§ **The task**
If a line in the records below contains the word "down", return that line.

§ **Raw data**

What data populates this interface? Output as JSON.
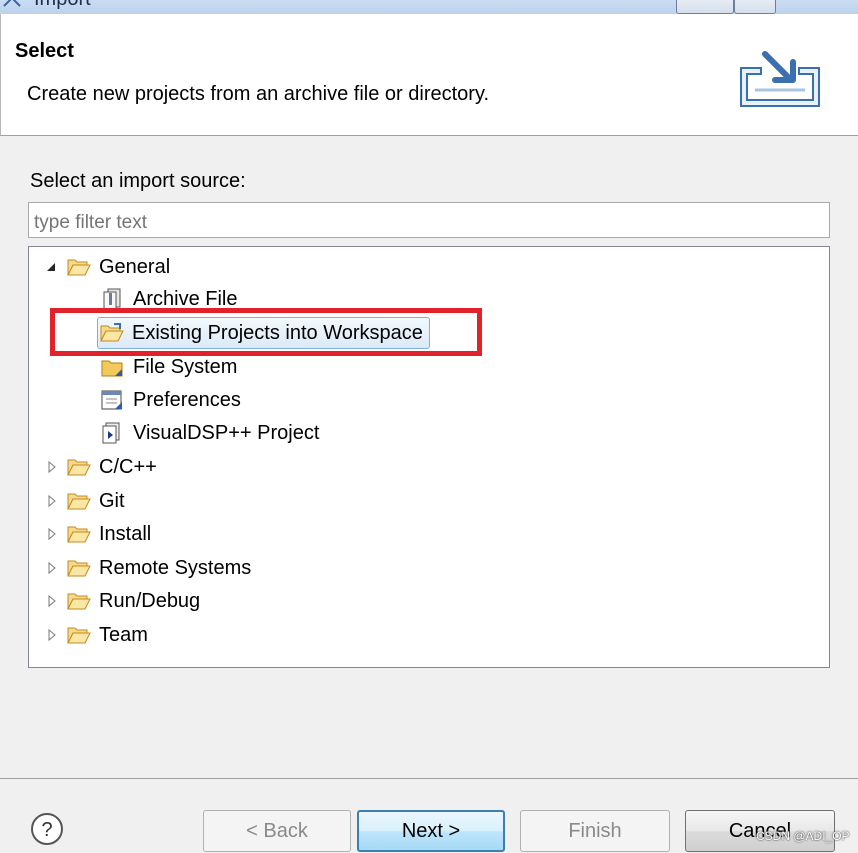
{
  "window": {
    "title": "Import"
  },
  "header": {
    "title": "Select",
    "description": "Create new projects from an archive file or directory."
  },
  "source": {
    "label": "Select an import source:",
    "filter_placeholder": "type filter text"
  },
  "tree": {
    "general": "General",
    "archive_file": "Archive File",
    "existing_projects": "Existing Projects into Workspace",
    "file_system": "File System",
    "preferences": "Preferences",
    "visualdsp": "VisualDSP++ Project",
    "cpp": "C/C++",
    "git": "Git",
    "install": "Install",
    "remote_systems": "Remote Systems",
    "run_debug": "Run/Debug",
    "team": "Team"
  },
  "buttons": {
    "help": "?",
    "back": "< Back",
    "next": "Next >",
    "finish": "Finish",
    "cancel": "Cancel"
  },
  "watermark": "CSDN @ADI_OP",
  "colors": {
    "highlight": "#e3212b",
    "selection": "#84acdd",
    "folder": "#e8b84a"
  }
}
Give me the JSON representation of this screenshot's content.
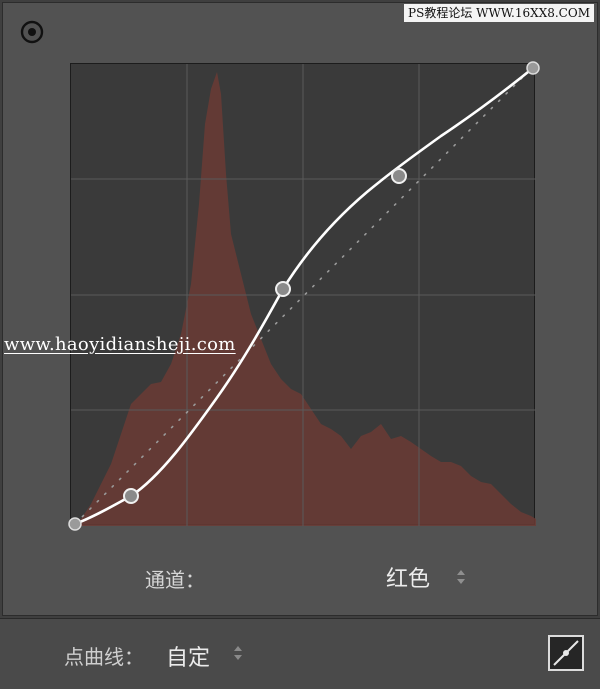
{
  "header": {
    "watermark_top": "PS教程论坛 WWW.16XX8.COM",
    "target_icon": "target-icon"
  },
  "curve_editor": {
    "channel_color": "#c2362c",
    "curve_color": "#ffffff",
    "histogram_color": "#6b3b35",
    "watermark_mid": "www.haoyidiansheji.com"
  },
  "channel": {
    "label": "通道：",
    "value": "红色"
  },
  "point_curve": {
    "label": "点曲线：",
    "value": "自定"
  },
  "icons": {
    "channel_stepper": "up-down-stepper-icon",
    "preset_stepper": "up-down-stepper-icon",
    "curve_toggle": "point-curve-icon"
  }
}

§ **Exercise solution**
    "channel_stepper": "up-down-stepper-icon",
    "preset_stepper": "up-down-stepper-icon",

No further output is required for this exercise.